4. The HARRY POTTER series, J.K. Rowling: I know these books have their flaws, and I know they’re not for everyone, but not only are they incredibly readable, they are readable with a powerful positive message: friendship matters; friends and family are worth sacrificing for; doing the right thing can be hard, but it’s worth it in the end; our choices and values define us and not our talents OR our physical limitations. Those messages are what make these books so dear to me. As Dumbledore says: (SPOILER ALERT! don’t read quote if you haven’t read the books or seen the movies)

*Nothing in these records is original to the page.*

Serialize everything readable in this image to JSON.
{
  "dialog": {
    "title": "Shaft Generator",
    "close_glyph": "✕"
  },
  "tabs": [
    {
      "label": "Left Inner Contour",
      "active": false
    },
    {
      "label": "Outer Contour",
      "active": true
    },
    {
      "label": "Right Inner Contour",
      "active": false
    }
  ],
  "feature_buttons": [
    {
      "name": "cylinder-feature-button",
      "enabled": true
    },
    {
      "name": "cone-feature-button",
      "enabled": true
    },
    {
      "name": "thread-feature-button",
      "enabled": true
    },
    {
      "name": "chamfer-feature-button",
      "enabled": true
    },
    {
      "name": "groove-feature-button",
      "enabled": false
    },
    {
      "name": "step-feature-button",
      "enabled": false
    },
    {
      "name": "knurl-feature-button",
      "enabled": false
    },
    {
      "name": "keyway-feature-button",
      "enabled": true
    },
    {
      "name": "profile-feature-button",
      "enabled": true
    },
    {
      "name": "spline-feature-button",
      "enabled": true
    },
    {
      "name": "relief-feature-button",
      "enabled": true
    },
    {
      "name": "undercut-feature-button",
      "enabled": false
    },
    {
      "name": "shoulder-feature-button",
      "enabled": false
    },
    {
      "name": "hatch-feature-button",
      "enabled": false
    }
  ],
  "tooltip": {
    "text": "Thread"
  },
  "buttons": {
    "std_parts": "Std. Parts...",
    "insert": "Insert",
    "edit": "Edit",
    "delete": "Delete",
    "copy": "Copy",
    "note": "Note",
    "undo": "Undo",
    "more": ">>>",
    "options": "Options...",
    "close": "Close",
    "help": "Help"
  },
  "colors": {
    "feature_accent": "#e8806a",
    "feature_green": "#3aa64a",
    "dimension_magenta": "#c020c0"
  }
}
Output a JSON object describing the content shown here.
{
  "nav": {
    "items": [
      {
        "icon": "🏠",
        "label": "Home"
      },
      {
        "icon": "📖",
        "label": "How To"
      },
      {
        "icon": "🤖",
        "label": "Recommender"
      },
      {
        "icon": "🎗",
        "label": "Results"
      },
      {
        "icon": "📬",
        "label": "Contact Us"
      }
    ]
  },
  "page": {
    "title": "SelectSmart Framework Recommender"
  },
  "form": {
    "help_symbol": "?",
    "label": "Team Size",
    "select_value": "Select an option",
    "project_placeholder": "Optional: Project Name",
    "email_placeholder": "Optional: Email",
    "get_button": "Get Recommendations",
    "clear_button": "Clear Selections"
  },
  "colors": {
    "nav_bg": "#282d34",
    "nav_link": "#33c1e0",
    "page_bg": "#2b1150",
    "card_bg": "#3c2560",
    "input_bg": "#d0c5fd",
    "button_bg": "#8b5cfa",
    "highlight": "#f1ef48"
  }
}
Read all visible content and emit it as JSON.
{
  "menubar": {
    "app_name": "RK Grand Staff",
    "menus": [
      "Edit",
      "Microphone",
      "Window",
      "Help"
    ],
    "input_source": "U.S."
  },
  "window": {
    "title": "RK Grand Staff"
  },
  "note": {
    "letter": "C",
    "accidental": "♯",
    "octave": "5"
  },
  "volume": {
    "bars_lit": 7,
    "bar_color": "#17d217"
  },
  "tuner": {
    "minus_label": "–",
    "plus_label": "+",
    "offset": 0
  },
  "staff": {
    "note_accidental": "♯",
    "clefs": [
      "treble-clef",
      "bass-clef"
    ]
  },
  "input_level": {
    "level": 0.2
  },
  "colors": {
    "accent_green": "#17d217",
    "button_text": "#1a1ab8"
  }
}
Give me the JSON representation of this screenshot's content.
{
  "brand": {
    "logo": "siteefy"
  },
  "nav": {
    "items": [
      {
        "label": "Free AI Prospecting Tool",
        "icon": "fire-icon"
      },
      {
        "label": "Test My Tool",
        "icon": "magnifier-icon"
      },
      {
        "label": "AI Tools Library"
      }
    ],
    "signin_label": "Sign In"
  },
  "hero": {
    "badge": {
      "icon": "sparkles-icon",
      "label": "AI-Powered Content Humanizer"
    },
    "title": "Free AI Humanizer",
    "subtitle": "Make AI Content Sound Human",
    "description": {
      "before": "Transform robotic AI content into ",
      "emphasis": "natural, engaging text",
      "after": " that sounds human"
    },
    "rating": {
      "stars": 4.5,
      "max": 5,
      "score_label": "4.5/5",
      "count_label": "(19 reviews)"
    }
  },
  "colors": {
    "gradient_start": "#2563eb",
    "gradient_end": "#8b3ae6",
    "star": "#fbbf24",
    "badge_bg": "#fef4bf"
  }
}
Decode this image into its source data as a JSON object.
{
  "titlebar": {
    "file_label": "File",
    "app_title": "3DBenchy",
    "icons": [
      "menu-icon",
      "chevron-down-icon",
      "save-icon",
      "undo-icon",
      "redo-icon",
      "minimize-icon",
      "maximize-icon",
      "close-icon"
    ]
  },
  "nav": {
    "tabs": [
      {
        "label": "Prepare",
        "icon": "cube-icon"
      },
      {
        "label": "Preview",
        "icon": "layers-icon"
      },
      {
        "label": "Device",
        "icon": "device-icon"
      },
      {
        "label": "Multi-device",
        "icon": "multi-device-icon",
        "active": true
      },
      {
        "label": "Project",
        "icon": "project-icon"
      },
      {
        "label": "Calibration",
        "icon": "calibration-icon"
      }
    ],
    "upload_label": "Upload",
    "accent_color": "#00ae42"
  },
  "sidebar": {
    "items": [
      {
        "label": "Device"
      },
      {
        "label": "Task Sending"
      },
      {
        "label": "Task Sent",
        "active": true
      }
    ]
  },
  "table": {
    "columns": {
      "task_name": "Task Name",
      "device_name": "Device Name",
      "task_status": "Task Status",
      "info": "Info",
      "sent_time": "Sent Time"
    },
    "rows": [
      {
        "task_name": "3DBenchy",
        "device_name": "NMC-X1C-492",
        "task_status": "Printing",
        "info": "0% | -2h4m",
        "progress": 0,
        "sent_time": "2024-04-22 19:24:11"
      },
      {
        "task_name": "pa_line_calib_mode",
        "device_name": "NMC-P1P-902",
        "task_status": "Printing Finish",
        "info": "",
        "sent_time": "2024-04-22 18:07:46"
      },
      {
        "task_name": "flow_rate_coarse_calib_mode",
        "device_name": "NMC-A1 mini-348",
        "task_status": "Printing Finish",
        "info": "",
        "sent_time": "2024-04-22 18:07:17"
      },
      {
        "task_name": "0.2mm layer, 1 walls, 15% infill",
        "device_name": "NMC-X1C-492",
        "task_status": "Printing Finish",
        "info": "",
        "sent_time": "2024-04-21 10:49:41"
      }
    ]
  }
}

“Lord Voldemort’s gift for spreading discord and enmity is very great. We can fight it only by showing an equally strong bond of friendship and trust. Differences of habit and language are nothing at all if our aims are identical and our hearts are open. It is my belief — and never have I so hoped that I am mistaken — that we are all facing dark and difficult times. Some of you in this Hall have already suffered directly at the hands of Lord Voldemort. Many of your families have been torn asunder. A week ago, a student was taken from our midst.Remember Cedric. Remember, if the time should come when you have to make a choice between what is right and what is easy, remember what happened to a boy who was good, and kind, and brave, because he strayed across the path of Lord Voldemort. Remember Cedric Diggory.” (from “Goblet of Fire.”)
5. PRIDE AND PREJUDICE, Jane Austen: Starts off slow, but I love its point that no one is perfect, and the snap judgments we often make of people are frequently wrong. People are worth getting to know, worth our patience, because we ourselves each have our flaws.
6. I HENRY IV, William Shakespeare: The contrast between Prince Hal and Hotspur taught me much and is worth reading about. The end of the work provided me much fodder for contemplation. Hotspur is probably my favorite Shakespearean character.
7. LIFE IS A DREAM, Pedro Calderón de la Barca: Spain’s most famous work of baroque theater, titled “La vida es sueño” in Spanish, this play has the anti-Hamlet in Segismundo and the anti-Ophelia in Rosaura. Very, very powerful. Deep. Symbolism that will make you reevaluate your life view. The soliloquy at the end of Act II is world famous.
8. KING LEAR, William Shakespeare. My favorite Shakespearean tragedy. It’s an amazing work. Just incredible. I love Cordelia so much!
9. JANE EYRE, Charlotte Bronte. A little on the long side, it made me really consider the place of women in the world. How will you feel about the novel’s end? How uncomfortable does it make you?
10. HARD TIMES, Charles Dickens. Read this when my friend and former roomie Megan suggested it, saying it was one of her favorite books. I don’t know if I’d say that myself, but I’m really, really glad I read it. Another great study of humanity in all its glory and filth, its angelic as well as demonic capabilities.
SOOOO……. those are my top ten, if you’re looking for a read to get you thinking about things. To turn you pensive. To teach you something. Do you have any suggestions for me? I’d love to hear them!